When I was first starting out, I told my parents about every interview I went on, every potential job offer that came my way, every good parking space I found on lunch runs.
Oh, how years in Hollywood have jaded me.
Now, my parents know almost nothing about my professional life. Why? Because a PA’s life is filled with almosts. I almost got a job as an assistant to an A-list director. I almost sold a feature to Paramount (i.e. I was pitched to Paramount). I almost met Kevin Bacon (i.e. I interviewed to work on his show).
Other PA’s understand that not every road leads to the promised land, but my parents don’t get that. While catching up with a friend from the Overpriced Film School, I might let him know that I just interviewed to be that A-list director’s new assistant. A month later, when I run into that friend again and I don’t bring it up, he’ll know I didn’t get the job. He won’t feel compelled to ask about it.
But come Thanksgiving, my mom and dad and grandmother are sure as hell going to be asking about the job. And by then, they’ll have told all of my aunts and uncles and cousins, too. Then I’ll have to go to each member of my family, one at a time, and answer the same inane questions. “No, I didn’t get the job… Yes, it would’ve been cool… No, I won’t be going to next year’s Oscars.”

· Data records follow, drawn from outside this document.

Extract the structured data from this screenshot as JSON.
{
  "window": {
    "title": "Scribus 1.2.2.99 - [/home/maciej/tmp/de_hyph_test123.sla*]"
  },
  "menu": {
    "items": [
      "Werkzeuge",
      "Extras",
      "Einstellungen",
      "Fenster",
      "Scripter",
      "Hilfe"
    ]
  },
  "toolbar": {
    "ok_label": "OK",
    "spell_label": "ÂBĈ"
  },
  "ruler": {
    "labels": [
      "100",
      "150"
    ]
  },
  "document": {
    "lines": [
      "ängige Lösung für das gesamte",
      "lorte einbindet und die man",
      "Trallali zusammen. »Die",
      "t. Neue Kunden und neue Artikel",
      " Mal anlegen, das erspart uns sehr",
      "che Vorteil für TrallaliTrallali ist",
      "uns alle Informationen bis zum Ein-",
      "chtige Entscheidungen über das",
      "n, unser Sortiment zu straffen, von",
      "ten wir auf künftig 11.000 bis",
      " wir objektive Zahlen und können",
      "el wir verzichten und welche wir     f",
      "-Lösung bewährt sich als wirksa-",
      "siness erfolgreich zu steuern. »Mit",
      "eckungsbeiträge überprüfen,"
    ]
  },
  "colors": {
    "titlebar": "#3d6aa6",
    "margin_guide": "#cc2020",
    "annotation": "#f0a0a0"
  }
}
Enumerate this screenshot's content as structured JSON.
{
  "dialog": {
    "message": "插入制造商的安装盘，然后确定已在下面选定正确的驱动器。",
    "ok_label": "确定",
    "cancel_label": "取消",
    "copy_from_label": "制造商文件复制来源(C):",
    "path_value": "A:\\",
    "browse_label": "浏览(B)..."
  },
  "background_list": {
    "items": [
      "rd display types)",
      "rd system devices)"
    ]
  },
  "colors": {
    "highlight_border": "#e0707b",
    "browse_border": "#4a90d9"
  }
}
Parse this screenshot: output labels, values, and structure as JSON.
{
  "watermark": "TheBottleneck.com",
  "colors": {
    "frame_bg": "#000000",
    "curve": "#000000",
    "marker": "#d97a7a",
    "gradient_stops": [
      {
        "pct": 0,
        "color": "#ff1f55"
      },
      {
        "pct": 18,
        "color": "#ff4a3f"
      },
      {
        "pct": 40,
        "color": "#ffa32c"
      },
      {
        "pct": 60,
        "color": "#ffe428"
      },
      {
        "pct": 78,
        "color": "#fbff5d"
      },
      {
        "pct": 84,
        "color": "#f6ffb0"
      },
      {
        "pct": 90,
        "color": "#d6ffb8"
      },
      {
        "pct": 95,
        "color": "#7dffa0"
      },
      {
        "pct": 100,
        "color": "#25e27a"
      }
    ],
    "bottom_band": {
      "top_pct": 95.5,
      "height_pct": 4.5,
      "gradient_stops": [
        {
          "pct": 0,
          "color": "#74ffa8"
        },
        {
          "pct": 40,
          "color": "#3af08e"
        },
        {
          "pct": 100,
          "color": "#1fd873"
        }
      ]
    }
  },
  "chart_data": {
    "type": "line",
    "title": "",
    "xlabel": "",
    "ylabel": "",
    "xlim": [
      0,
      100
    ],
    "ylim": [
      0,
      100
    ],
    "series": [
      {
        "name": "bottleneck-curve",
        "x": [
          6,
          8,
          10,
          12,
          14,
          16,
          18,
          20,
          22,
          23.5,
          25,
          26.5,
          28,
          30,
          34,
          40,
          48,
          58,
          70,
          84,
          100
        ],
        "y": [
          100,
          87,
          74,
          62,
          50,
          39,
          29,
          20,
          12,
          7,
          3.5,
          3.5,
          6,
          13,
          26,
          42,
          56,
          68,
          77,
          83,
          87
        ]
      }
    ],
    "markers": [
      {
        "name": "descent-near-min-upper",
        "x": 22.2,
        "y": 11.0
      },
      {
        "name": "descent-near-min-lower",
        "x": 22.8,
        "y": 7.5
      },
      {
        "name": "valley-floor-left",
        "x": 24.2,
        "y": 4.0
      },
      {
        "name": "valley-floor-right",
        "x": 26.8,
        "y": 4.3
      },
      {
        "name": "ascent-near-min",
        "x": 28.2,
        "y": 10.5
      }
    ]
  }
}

Now, I keep my parents 100% in the dark. If I ever get paid to write something, I’m not even going to tell them until it shoots. I’ll invite my family to set, but I won’t tell them why. Not until they get there and the director calls, “Action,” will I put a script in their hands and silently point to the “written by” line.